The building used to have a booster pump which pumped water from the mains at the ground floor to the 7th floor. However, this pump worked only for a few months when the building was new. After its starting to malfunction, the landlord did not bother to repair or replace it. Surprisingly, Milcah is not even aware that there was such a pump in the building, even after living there for over a year. She is actually surprised that water indeed flowed in the taps and shared toilets/ bathrooms beyond the ground floor. It is not that she is ignorant, she just copes with the situation as is, and is motivated by the fact that her rent is just worth what she gets.
In most tenements, the utility bills (mainly water and electricity) are inclusive in the rent and only the landlord knows what goes to the service providers. In roomed tenements, sharing of toilets and bathrooms is the norm. The maintenance of these shared facilities is in most cases left to the tenants. Where there is no proper ‘maintenance plan’ formulated and followed by the tenants, the ‘tragedy of the commons’ triumphs. Should the later prevail, chances are that some tenement residents will find themselves grappling with the dilemma of ‘to have or to avoid guests’, just as it has been narrated by numerous shack residents. The dignified visitors could easily loathe the reception at the “small rooms”, especially those coming from upmarket areas. In most cases tenants develop a duty rooster for maintaining common spaces and facilities.
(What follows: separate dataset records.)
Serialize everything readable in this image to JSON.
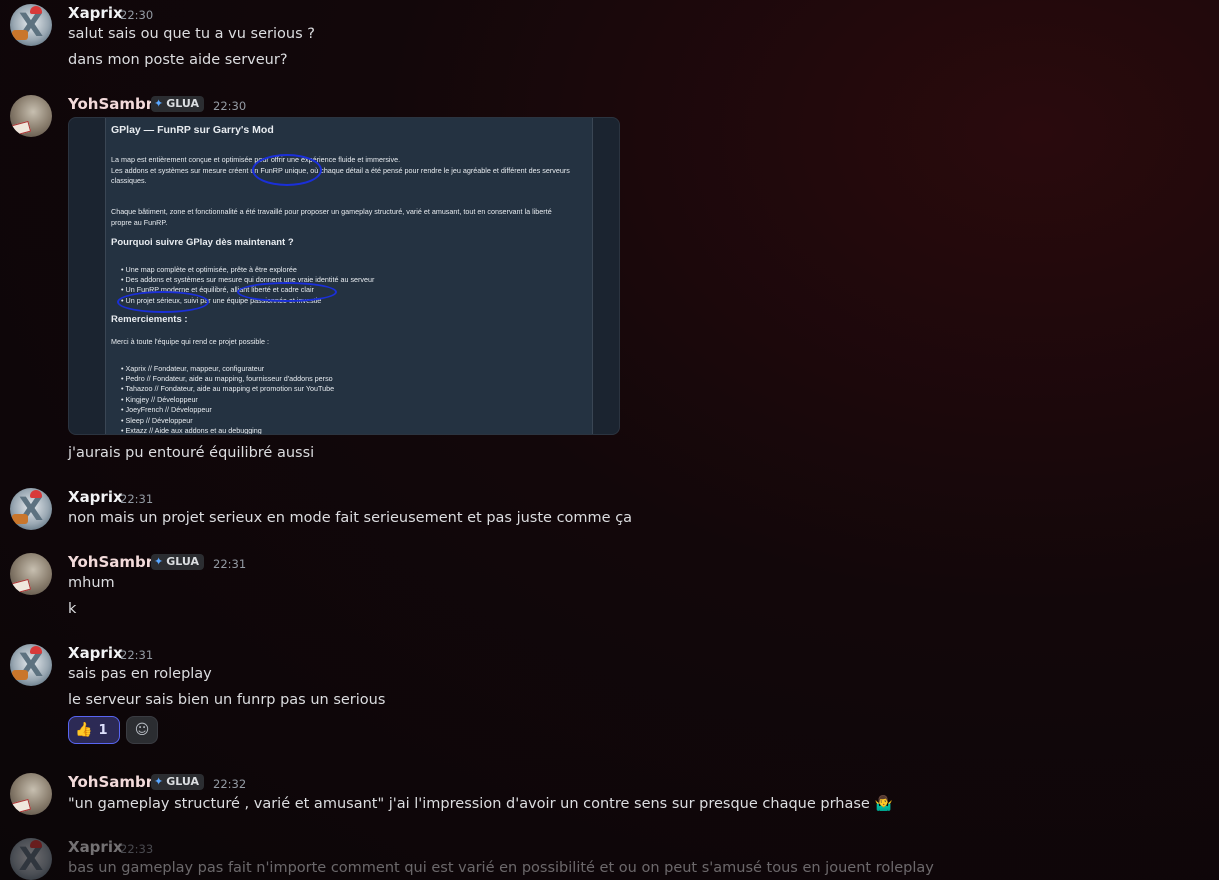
{
  "messages": [
    {
      "author": "Xaprix",
      "time": "22:30",
      "lines": [
        "salut sais ou que tu a vu serious ?",
        "dans mon poste aide serveur?"
      ]
    },
    {
      "author": "YohSambre",
      "badge": "GLUA",
      "time": "22:30",
      "after_image": "j'aurais pu entouré équilibré aussi"
    },
    {
      "author": "Xaprix",
      "time": "22:31",
      "lines": [
        "non mais un projet serieux en mode fait serieusement et pas juste comme ça"
      ]
    },
    {
      "author": "YohSambre",
      "badge": "GLUA",
      "time": "22:31",
      "lines": [
        "mhum",
        "k"
      ]
    },
    {
      "author": "Xaprix",
      "time": "22:31",
      "lines": [
        "sais pas en roleplay",
        "le serveur sais bien un funrp pas un serious"
      ],
      "reactions": [
        {
          "emoji": "👍",
          "count": "1"
        },
        {
          "emoji": "☺"
        }
      ]
    },
    {
      "author": "YohSambre",
      "badge": "GLUA",
      "time": "22:32",
      "lines": [
        "\"un gameplay structuré , varié et amusant\" j'ai l'impression d'avoir un contre sens sur presque chaque prhase 🤷‍♂️"
      ]
    },
    {
      "author": "Xaprix",
      "time": "22:33",
      "lines": [
        "bas un gameplay pas fait n'importe comment qui est varié en possibilité et ou on peut s'amusé tous en jouent roleplay"
      ]
    }
  ],
  "embed": {
    "title": "GPlay — FunRP sur Garry's Mod",
    "p1a": "La map est entièrement conçue et optimisée pour offrir une expérience fluide et immersive.",
    "p1b": "Les addons et systèmes sur mesure créent un FunRP unique, où chaque détail a été pensé pour rendre le jeu agréable et différent des serveurs",
    "p1c": "classiques.",
    "p2a": "Chaque bâtiment, zone et fonctionnalité a été travaillé pour proposer un gameplay structuré, varié et amusant, tout en conservant la liberté",
    "p2b": "propre au FunRP.",
    "h2": "Pourquoi suivre GPlay dès maintenant ?",
    "bullets": [
      "• Une map complète et optimisée, prête à être explorée",
      "• Des addons et systèmes sur mesure qui donnent une vraie identité au serveur",
      "• Un FunRP moderne et équilibré, alliant liberté et cadre clair",
      "• Un projet sérieux, suivi par une équipe passionnée et investie"
    ],
    "h3": "Remerciements :",
    "thanks": "Merci à toute l'équipe qui rend ce projet possible :",
    "team": [
      "• Xaprix // Fondateur, mappeur, configurateur",
      "• Pedro // Fondateur, aide au mapping, fournisseur d'addons perso",
      "• Tahazoo // Fondateur, aide au mapping et promotion sur YouTube",
      "• Kingjey // Développeur",
      "• JoeyFrench // Développeur",
      "• Sleep // Développeur",
      "• Extazz // Aide aux addons et au debugging"
    ]
  }
}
Its not surprising to see tenants being actively engaged in managing the asset for the landlord, to whom they pay rent. For them, the free service they offer semi-consciously for the landlord is more to their benefit, and particularly in safe guarding their public health.
Similar to shack areas, infrastructure services in most tenements are constrained, either as a result of collapsed (or on the verge of collapse) building infrastructure, or inefficacies of the service provider. For electricity, the stories are agonizing as well and particularly in buildings where billing is on a shared meter. In these areas, meter reading is classified information that should only be known to three parties – the service provider, the care taker and the landlord. If not rationed by hours, the voltage limit will not permit tenants like Milcah to use certain appliances such as iron boxes, cookers, water heaters etc.
Milcah’s experience is just a tip of the iceberg. Life in Nairobi’s tenements is deeply dynamic and cannot be covered enough within the scope of this article. Mathare-Huruma, Pipeline, Zimmerman, Githurai, Roysambu and Kawangware neighbourhoods epitomize the tenement phenomenon in Nairobi. In these areas, buildings have plot coverage’s of 100% and plot ratios of upto 10 times the recommended standards. Yes, the buildings are built back-to-back, from beacon-to-beacon, go as high as 8floors, and use designs, shapes and space standards that can never be found anywhere else. The vertical densities in these neighbourhoods are extreme, filled with densely massed multi-storey buildings. The facades often decorated by hanging clothes or repugnant like windows that appear as engraved rather than fitted, and at times a view from the street will land on a solid wall.
In tenement areas, social life is influenced by the codes stipulated by landlords to tenants, and fully enforced by the tenants, such as locking the gate or the main entrance at certain times of the night.
The roads in these areas are rough and dusty. When it rains, they turn to muddy streets making walking and driving unbearable. Space convertibility is a key element in these areas, with streets converting into busy business areas in the mornings and evenings. During these times of day, the massive activities taking place on the main streets leading to public transport stops often mimic mass migration.
Subsequent series to this article will illustrate some of the urban qualities produced by tenements, the variety in housing they offer, their production and perhaps their implication to the urban future in Nairobi.